● Work required: The result should be every line of the listing that contains "Settings".
==================================================
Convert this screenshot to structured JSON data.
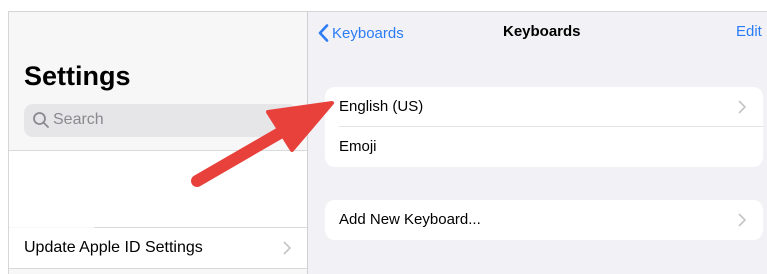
{
  "sidebar": {
    "title": "Settings",
    "search_placeholder": "Search",
    "items": [
      {
        "label": "Update Apple ID Settings"
      }
    ]
  },
  "detail": {
    "nav": {
      "back_label": "Keyboards",
      "title": "Keyboards",
      "edit_label": "Edit"
    },
    "keyboards": [
      {
        "label": "English (US)",
        "chevron": true
      },
      {
        "label": "Emoji",
        "chevron": false
      }
    ],
    "add_keyboard": {
      "label": "Add New Keyboard...",
      "chevron": true
    }
  },
  "colors": {
    "accent": "#2b7cf6",
    "annotation_arrow": "#e8413c",
    "grouped_background": "#f2f2f6"
  },
  "icons": {
    "search": "magnifying-glass-icon",
    "mic": "microphone-icon",
    "back": "chevron-left-icon",
    "disclosure": "chevron-right-icon",
    "annotation": "red-arrow-icon"
  }
}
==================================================
● Exercise solution:
    "title": "Settings",
        "label": "Update Apple ID Settings"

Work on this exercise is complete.